- Showing (and all of the stresses and changes in routine that go along with it)
In horses that have been confined during the winter, gradually increase their grazing time over a 2-3 week period, rather than suddenly turning them out into lush spring pasture for several hors at a time. In horses that are on pasture year-round, put out some hay until the grass matures a little. Horses on spring pasture often eat a surprising amount of hay when it is provided, which indicates that they probably need it as a supplemental dry matter source.
- Internal parasites, especially the large and small strongyles, may contribute to spring colic for two reasons.
The numbers of infective larvae on the pasture increase as the days warm up.
- Encysted small strongyle larvae often emerge from the lining of the bowel all at once at the start of the grazing season, which can cause colic and/or diarrhea.
- Ivermectin and several other dewormers are effective against adult strongyles and the later stage larvae. But only two currently available dewormers claim to be effective against encysted small strongyle larvae:
Moxidectin at the recommended doses and schedule
Fenbendazole when twice the standard dose is given each day for 5 days (i.e. double-dose for 5 days)
When to use a larvicidal treatment such as these depends on your geographical locations, pasture management, and deworming program. However, it can be given at any time, including early spring.
Avoiding Colic in Broodmares
The incidence of colic in broodmares increases in the last few months of pregnancy and the first few weeks after foaling. Broodmares are subject to the same types of colic found in other horses; most common are spasmodic/gas colic, lare colon impaction (blockage with feed material). And large colon displacement ( in which the large colon moves out of position). The most important management strategies for preventing these conditions in any horse include the following:

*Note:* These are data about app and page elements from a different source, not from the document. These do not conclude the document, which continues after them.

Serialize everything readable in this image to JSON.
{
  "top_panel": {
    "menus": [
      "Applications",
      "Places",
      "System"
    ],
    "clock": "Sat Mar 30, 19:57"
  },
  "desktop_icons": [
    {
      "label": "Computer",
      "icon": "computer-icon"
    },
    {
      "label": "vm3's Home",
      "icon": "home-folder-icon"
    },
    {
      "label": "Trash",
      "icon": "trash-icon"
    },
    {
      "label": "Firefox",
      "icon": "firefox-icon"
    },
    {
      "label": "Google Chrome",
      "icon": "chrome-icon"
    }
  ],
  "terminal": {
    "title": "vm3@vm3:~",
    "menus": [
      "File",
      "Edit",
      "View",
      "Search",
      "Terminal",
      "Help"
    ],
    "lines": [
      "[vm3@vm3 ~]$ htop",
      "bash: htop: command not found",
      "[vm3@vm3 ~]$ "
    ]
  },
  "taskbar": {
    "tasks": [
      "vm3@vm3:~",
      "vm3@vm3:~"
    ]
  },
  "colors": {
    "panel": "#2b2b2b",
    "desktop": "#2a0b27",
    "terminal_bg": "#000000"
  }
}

- Keep grain-based concentrates (grain in any form, grain-based sweet feed and pellets, etc.) to a minimum for that horseï¿½s needs.
- Feed plenty of high-quality roughage (good quality hay and/or pasture). Poor quality roughage is one of the more common factors in large colon impactions.
- Ensure ample access to fresh, clean water at all times. Reduction in water intake is another common factor in large colon impactions. Mares in peak lactations require much greater amounts of water than other horses, so make sure the mare has plenty of water, and preferably more than one water source.
- Provide as much pasture turnout as possible, for both roughage intake and exercise. Large colon impactions seem to be more common in horses that are confined.
- Maintain an effective deworming program.
Not every case of colic can be prevented. But by applying these simple management strategies, many cases of spring colic can be avoided.